Math Artist Celebrates Pi Day

This article is one in a series linking art and STEM (science, technology, engineering, math)

John Sims, quilted self portraitMath and art became definitively connected in the IRAAA when mathematician turned math artist John Sims guest edited the “Rhythm of Structure” issue of the journal in 2004.

Introduction to Square Roots exhibitionA nerd from the hood,  Sims can dance just as good as he can count.  He demonstrates both skills on a music video that he issued on the occasion of Pi Day falling on March 14, this year: 3-14-15.  Those digits are significant because they correspond to the Pi equation: Pi = 3.14159.... (the dots indicate that the numbers continue on).  This equation for the circumference of a circle divided by its diameter is the never repeating constant that has intrigued mystics and mathematicians alike for centuries.

While this number may live in the mathematical space, it captures the attention of millions of people worldwide on Pi Day and this year it was especially special.  March 14, 2015 = 3.14159.…almost! I guess we're supposed to overlook the "9" and the continuing numbers. Anyway, for the math innumerate (illiterate), the question remains: Why exactly is this equation so intriguing?*  

John Sims, Pi QuiltPi Day was started in 1988 by the physicist Larry Shaw at San Francisco's Exploratorium science museum. The original event featured reading of the Pi digits, marching around in circles, and eating fruit pies. In 2009, the House of Representatives passed a resolution designating March 14, as National Pi Day. The resolution encourages educators to observe the day with activities that teach students about Pi and engage them in math. And since then Pi Day has become an international event.

John Sims Pi Dresses and video installationIn response to this unique 3-14-15 moment, John Sims produced a three-track CD called, 31415: The Pi Collection. The first track on the CD is the breakout single, 31415: The Pi Day Anthem, featuring John Sims and mathmusician Vi Hart.  This is the track that was made into the music video dance piece combining the spoken digits of binary Pi over house beats. It concludes with the math rappers steppin' to the groove. The other two tracks on the CD are Squaremoon: A Binary Pi, and Bluepi: The Sigma Remix

John Sims, African textile quiltAs a backdrop to the Pi Day events, Sims also is exhibiting a Pi-themed exhibition, Square Roots: A Quilted Manifesto, at the State College of Florida, Manatee-Sarasota Fine Art Gallery, Jan. 23 to March 28, 2015. The show includes mathart quilts designed by Sims and made in collaboration with Amish quilters, Pi-based dresses designed by the artist and his Pi music.
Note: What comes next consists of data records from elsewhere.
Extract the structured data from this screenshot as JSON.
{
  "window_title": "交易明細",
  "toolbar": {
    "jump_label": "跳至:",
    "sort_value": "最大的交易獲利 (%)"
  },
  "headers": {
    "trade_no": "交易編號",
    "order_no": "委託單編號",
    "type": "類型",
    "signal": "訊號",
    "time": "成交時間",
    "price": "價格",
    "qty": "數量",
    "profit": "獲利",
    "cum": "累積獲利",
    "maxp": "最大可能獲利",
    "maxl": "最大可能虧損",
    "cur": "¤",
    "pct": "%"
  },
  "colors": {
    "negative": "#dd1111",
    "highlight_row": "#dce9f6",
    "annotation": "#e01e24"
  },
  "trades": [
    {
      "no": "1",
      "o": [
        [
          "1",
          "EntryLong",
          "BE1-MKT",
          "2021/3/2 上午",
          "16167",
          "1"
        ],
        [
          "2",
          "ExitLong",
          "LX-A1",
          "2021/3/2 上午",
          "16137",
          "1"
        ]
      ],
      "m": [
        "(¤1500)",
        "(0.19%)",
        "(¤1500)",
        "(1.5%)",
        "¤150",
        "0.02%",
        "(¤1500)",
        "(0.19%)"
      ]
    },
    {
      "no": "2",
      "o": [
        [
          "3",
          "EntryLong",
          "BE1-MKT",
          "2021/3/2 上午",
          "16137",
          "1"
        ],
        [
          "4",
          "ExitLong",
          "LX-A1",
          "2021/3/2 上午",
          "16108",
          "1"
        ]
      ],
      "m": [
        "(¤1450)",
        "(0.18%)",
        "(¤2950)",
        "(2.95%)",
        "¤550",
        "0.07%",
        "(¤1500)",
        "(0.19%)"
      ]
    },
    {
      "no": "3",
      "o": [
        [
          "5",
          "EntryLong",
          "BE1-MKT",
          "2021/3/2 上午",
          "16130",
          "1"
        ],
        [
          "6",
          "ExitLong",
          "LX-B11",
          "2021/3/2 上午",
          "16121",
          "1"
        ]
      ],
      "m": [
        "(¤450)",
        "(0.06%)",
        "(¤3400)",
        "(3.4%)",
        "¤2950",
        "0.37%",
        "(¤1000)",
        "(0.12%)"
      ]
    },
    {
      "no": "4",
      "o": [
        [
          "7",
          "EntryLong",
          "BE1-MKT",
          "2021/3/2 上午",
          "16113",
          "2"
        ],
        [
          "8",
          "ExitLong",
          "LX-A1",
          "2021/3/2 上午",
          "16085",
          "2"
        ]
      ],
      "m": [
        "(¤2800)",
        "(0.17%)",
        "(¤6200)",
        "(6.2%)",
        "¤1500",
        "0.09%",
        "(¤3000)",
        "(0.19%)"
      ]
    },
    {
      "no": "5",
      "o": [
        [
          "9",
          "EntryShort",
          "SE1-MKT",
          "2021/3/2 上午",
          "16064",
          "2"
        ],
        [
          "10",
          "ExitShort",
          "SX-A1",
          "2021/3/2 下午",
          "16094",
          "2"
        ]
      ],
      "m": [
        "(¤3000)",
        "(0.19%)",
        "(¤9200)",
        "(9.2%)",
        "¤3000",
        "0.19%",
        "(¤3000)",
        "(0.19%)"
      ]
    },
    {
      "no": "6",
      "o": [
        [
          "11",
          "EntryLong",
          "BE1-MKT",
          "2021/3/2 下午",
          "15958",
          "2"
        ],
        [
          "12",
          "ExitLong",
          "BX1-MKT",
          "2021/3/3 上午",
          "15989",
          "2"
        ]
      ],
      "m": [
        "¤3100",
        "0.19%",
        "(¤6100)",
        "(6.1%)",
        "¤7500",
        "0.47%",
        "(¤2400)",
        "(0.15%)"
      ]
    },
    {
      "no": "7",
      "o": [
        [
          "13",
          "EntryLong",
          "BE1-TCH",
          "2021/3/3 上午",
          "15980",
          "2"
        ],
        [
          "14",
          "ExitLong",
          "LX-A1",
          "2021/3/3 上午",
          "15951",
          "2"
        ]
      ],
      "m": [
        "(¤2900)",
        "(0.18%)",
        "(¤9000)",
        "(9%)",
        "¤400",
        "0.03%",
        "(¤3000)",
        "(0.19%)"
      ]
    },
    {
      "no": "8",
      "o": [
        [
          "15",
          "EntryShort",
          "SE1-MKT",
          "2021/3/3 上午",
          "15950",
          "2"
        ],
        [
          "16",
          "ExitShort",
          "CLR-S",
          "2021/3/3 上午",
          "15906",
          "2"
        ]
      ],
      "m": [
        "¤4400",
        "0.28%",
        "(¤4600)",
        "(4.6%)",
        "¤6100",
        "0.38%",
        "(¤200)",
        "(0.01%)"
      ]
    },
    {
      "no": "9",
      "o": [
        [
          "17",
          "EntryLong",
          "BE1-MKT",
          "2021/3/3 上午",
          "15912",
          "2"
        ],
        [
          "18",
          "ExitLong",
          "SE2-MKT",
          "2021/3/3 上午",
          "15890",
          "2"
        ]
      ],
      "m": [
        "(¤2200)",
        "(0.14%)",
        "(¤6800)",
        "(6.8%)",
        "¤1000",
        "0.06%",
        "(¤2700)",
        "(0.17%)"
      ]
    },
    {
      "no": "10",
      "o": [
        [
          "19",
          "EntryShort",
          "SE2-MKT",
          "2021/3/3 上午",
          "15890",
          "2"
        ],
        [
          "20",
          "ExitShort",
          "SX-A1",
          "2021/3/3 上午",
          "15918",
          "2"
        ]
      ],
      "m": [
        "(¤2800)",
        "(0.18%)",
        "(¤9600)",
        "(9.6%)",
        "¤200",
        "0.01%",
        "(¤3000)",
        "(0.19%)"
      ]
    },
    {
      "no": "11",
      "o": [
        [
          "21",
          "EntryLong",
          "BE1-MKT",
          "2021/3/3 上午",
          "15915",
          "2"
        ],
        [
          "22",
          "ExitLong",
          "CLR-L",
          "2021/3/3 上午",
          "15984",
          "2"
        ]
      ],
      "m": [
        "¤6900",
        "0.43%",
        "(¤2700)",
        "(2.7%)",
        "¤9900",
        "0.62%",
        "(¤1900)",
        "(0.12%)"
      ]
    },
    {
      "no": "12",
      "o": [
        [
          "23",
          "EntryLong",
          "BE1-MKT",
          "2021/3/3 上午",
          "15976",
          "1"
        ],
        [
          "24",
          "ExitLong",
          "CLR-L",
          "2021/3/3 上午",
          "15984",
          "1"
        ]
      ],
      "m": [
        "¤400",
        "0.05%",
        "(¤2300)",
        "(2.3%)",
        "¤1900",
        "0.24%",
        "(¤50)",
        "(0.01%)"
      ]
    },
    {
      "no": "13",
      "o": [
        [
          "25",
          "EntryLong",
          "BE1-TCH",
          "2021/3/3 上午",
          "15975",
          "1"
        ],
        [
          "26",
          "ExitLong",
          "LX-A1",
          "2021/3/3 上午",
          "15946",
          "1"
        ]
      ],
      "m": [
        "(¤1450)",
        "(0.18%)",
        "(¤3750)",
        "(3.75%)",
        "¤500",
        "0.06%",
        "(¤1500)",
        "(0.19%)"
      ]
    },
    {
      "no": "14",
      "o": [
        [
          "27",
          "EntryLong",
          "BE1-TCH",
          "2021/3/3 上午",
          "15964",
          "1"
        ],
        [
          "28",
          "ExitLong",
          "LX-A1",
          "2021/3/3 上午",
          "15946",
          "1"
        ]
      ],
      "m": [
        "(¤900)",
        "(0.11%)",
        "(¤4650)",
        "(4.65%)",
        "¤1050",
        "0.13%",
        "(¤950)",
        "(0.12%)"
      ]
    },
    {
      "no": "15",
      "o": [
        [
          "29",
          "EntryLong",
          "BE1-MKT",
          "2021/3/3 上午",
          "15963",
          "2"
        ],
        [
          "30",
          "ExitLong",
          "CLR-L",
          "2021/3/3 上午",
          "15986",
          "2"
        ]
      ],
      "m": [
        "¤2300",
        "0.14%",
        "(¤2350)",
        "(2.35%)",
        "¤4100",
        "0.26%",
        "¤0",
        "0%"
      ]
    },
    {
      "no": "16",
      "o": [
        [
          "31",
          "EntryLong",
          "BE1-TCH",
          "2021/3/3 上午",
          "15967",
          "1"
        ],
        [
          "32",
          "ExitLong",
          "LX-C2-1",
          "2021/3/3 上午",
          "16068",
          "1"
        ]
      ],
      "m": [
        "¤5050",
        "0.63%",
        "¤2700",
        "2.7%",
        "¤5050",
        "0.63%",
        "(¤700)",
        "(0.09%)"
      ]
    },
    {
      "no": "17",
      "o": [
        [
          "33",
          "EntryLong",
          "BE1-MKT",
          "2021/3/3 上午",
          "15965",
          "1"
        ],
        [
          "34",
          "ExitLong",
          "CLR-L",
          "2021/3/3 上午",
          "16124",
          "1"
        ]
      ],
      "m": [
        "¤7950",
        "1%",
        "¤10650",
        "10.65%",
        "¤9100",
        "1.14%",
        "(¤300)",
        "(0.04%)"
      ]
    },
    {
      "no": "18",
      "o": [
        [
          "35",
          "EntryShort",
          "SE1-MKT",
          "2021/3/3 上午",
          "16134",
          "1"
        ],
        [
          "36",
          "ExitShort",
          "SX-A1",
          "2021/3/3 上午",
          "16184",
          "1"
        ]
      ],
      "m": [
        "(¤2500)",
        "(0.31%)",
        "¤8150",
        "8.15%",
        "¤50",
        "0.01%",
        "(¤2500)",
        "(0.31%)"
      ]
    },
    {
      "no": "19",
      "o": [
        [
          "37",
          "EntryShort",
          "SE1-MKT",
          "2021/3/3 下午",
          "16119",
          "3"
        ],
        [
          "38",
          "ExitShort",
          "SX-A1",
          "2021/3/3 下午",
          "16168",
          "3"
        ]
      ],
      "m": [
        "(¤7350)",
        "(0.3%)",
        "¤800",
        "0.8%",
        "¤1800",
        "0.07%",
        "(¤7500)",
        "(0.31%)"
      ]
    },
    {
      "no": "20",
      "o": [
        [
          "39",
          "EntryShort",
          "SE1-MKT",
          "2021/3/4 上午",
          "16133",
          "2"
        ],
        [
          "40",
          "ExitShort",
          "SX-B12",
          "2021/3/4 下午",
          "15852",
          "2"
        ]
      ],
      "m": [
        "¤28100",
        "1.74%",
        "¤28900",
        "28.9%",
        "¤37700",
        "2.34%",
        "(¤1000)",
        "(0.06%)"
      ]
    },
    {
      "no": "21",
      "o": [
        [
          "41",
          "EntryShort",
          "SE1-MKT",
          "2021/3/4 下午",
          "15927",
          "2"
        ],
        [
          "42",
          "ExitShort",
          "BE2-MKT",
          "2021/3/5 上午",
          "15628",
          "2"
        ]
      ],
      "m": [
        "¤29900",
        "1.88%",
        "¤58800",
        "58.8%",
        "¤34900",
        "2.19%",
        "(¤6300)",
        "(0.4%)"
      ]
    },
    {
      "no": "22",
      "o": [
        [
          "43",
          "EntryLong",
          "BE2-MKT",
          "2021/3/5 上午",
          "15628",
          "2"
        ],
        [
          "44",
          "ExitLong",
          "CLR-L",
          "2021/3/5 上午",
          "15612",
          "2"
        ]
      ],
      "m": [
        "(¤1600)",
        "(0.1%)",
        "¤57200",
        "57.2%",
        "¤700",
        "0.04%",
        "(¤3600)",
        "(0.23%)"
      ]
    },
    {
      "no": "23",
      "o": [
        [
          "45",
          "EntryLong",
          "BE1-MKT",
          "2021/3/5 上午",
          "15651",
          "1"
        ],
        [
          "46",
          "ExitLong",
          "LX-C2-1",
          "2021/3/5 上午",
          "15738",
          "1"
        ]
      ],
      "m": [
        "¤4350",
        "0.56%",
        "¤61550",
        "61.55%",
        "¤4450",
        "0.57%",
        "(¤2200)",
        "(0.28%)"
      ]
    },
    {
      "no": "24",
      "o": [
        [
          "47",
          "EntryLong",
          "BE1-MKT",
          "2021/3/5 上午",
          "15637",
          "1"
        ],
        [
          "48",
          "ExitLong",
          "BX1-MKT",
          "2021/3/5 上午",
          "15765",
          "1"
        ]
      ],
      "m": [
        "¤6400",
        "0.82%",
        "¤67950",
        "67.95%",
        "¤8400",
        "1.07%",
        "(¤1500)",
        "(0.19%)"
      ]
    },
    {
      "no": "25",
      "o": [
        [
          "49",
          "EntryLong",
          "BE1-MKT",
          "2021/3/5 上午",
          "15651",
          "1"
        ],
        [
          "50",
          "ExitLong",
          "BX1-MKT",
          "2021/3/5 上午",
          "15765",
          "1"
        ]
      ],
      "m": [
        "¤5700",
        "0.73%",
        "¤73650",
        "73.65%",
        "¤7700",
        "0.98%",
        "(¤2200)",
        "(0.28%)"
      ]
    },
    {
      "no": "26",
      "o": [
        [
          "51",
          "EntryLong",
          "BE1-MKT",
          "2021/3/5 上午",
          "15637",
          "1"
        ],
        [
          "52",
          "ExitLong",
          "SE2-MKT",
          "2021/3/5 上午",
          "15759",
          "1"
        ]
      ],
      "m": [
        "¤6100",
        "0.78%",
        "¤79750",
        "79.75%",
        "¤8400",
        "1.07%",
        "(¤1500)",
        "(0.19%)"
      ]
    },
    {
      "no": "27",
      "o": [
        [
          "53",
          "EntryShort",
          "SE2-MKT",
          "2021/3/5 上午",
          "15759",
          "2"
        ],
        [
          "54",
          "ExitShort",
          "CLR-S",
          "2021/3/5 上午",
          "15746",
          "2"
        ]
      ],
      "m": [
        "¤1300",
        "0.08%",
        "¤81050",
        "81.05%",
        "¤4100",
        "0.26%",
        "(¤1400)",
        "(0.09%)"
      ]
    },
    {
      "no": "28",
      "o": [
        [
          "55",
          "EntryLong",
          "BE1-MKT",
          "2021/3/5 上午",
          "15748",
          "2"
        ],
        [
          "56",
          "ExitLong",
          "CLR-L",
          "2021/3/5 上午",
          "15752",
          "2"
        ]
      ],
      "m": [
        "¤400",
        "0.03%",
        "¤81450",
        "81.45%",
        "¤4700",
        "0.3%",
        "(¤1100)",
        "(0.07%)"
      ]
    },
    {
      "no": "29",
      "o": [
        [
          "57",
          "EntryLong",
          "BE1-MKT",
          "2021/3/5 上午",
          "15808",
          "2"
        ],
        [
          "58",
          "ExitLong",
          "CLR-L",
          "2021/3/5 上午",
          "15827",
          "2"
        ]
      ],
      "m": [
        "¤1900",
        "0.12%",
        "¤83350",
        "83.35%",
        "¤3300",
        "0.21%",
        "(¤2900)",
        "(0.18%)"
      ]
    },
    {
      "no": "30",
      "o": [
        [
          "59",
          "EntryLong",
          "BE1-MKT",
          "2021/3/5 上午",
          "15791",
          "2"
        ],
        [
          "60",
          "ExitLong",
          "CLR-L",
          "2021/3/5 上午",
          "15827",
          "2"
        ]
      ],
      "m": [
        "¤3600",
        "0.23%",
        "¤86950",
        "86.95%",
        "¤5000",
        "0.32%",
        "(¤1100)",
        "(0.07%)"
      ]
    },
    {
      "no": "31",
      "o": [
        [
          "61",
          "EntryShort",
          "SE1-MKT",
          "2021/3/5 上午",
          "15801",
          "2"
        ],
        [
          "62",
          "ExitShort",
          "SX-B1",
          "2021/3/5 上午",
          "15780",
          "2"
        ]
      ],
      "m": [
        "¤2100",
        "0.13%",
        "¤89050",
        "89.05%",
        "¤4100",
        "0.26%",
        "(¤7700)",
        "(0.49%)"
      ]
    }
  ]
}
John Sims as J. C. SchwazensteinThe strangest thing about this math happy exhibition which can be viewed here is a video in which Sims portrays Johannes Curtis Schwazenstein. In what looks like flickering, crumbling, old, film footage, Schwazenstein introduces the Afro German Math Art project. He says that the project presents “the square truth” to show connections between all our stories but his speaking style and demeanor seem straight from the Gestapo — a weirdly fascinating affectation.

Detroit native John Sims is a multi-disciplinary mathartist who creates multimedia projects in the areas of visual mathematics, art, text and political activism. As the former coordinator of mathematics at Ringling College Art and Design in Sarasota, Florida, he designed a visual mathematics curriculum for artists and visual thinkers. Sims has John Sims, Pi Quiltscurated more than 15 mathematical art exhibitions including the exhibition/film project, Rhythm of Structure: Bowery and Beyond, which featured over 75 artists and poets.

— Juliette Harris

*Re: why exactly is this equation so intriguing?  This New York Times article, On Pi Day Celebrate Math's Enigmas, provides some insights.